Advanced Search
MyIDEAS: Login to save this paper or follow this series

Regional income distribution and human capital formation: A model of intergenerational education transfer in a global context

Contents:

Author Info

  • Bartholomae, Florian W.
  • Popescu, Alina M.

Abstract

The demographic problems in developed countries are getting more and more important. Very low fertility rates especially among skilled individuals will soon become relevant for a country's economy. Also of importance is education of children. Since there is an increasing demand for skilled workers, the positive correlation between social background and education worsens the situation. Therefore family planning as well as fertility providing and educational measures are of major importance for regional decision makers. We define in our model the optimal number of children considering the income and education of their parents by using a Cobb-Douglas utility function which implies that children and consumption are complementary goods. Children are considered to be a differentiated good with respect to their education. Therefore, we distinguish between high educated and low educated children. After deciding the optimal number of children, the education level of children has to be determined. We assume that only one parent is responsible for the education. Further we presume a negative correlation between the opportunity costs of educating a child and their parent's qualification. Since we consider the parents income and education, many cases result. Regional policy makers have the possibility to change individual decisions regarding offspring by creating monetary incentives. As wages and therefore family income are exogenous, the regional governments have only two policy measures left: either child allowance and/or scholarships. Considering the population's preferences, regions may optimize the number and structure of children. --

Download Info

If you experience problems downloading a file, check if you have the proper application to view it first. In case of further problems read the IDEAS help page. Note that these files are not on the IDEAS site. Please be patient as the files may be large.
File URL: http://econstor.eu/bitstream/10419/32832/1/593471520.pdf
Download Restriction: no

Bibliographic Info

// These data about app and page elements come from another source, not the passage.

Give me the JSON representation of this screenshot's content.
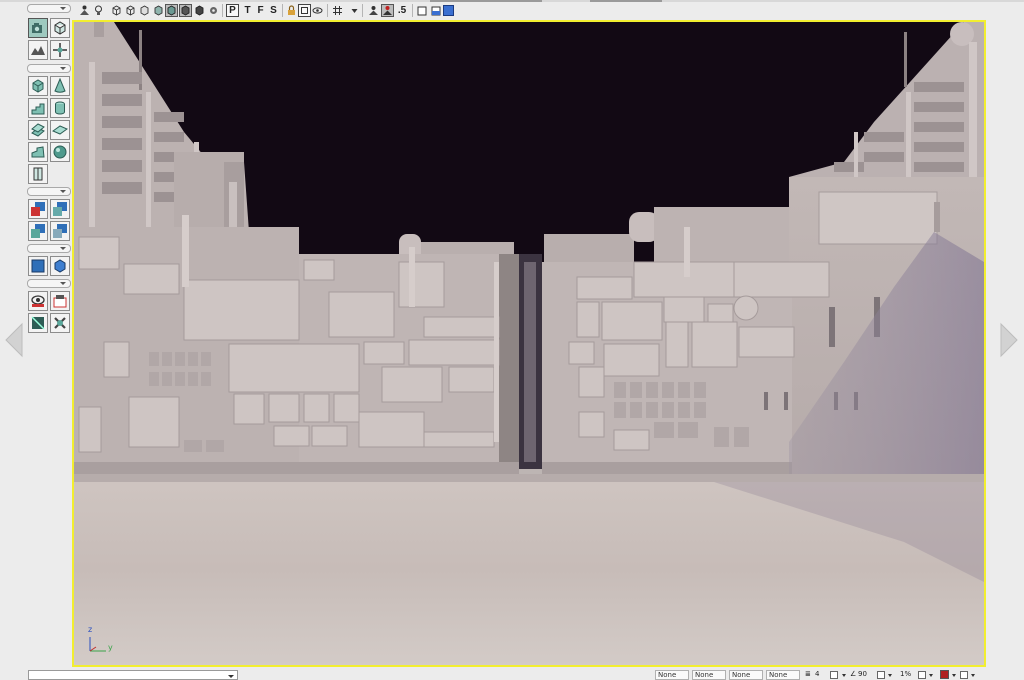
{
  "toolbar": {
    "view_buttons": [
      "P",
      "T",
      "F",
      "S"
    ],
    "snap_label": ".5"
  },
  "palette": {
    "tools": [
      {
        "icon": "camera-icon",
        "selected": true
      },
      {
        "icon": "cube-wire-icon"
      },
      {
        "icon": "terrain-icon"
      },
      {
        "icon": "transform-icon"
      },
      {
        "icon": "cube-brush-icon"
      },
      {
        "icon": "cone-brush-icon"
      },
      {
        "icon": "stairs-brush-icon"
      },
      {
        "icon": "cylinder-brush-icon"
      },
      {
        "icon": "spiral-brush-icon"
      },
      {
        "icon": "sheet-brush-icon"
      },
      {
        "icon": "curved-stairs-icon"
      },
      {
        "icon": "sphere-brush-icon"
      },
      {
        "icon": "volume-icon"
      },
      {
        "icon": "csg-add-icon"
      },
      {
        "icon": "csg-subtract-icon"
      },
      {
        "icon": "csg-intersect-icon"
      },
      {
        "icon": "csg-deintersect-icon"
      },
      {
        "icon": "add-mover-icon"
      },
      {
        "icon": "add-special-icon"
      },
      {
        "icon": "show-selected-icon"
      },
      {
        "icon": "hide-selected-icon"
      },
      {
        "icon": "select-inverse-icon"
      },
      {
        "icon": "hide-invert-icon"
      }
    ]
  },
  "viewport": {
    "axis": {
      "z": "z",
      "y": "y"
    },
    "colors": {
      "sky": "#120914",
      "border": "#f2ee2f",
      "ground": "#c8beba"
    }
  },
  "statusbar": {
    "snap_fields": [
      "None",
      "None",
      "None",
      "None"
    ],
    "grid_value": "4",
    "rotation_value": "90",
    "scale_value": "1%"
  }
}
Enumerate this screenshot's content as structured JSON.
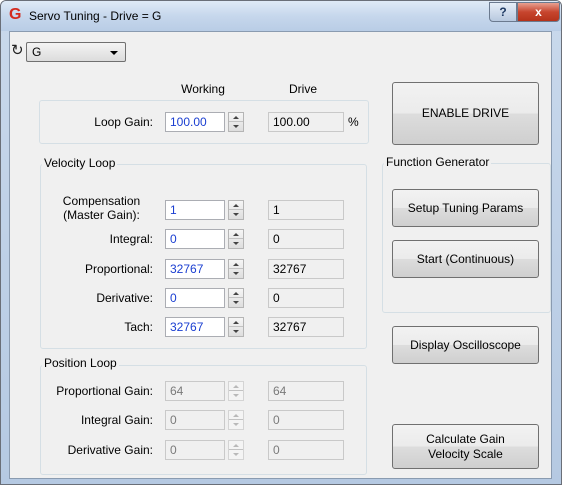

Paper provided by Universität der Bundeswehr München, Economic Research Group in its series Working Papers in Economics with number 2009,1.

as in new window
Length:
Date of creation: 2009
Date of revision:
Handle: RePEc:zbw:ubwwpe:20091

Contact details of provider:
Postal: Werner-Heisenberg-Weg 39, D-85577 Neubiberg
Phone: +49(0)89 - 6004-4239
Fax: +49(0)89 - 6014693
Web page: http://wow.w3.rz.unibw-muenchen.de/
More information through EDIRC

Related research

Keywords: population policy; education; qualification; factor proportions; globalization;

Find related papers by JEL classification:

References

References listed on IDEAS
Please report citation or reference errors to , or , if you are the registered author of the cited work, log in to your RePEc Author Service profile, click on "citations" and make appropriate adjustments.:
as in new window
  1. Gary S. Becker & Kevin M. Murphy & Robert F. Tamura, 1990. "Human Capital, Fertility, and Economic Growth," NBER Working Papers 3414, National Bureau of Economic Research, Inc.
  2. Morand, Olivier F, 1999. " Endogenous Fertility, Income Distribution, and Growth," Journal of Economic Growth, Springer, vol. 4(3), pages 331-49, September.
Full references (including those not matched with items on IDEAS)

Citations

Lists

This item is not listed on Wikipedia, on a reading list or among the top items on IDEAS.

Statistics

Access and download statistics

Corrections

When requesting a correction, please mention this item's handle: RePEc:zbw:ubwwpe:20091. See general information about how to correct material in RePEc.

For technical questions regarding this item, or to correct its authors, title, abstract, bibliographic or download information, contact: (ZBW - German National Library of Economics).

If you have authored this item and are not yet registered with RePEc, we encourage you to do it here. This allows to link your profile to this item. It also allows you to accept potential citations to this item that we are uncertain about.

If references are entirely missing, you can add them using this form.

If the full references list an item that is present in RePEc, but the system did not link to it, you can help with this form.

If you know of missing items citing this one, you can help us creating those links by adding the relevant references in the same way as above, for each refering item. If you are a registered author of this item, you may also want to check the "citations" tab in your profile, as there may be some citations waiting for confirmation.

Please note that corrections may take a couple of weeks to filter through the various RePEc services.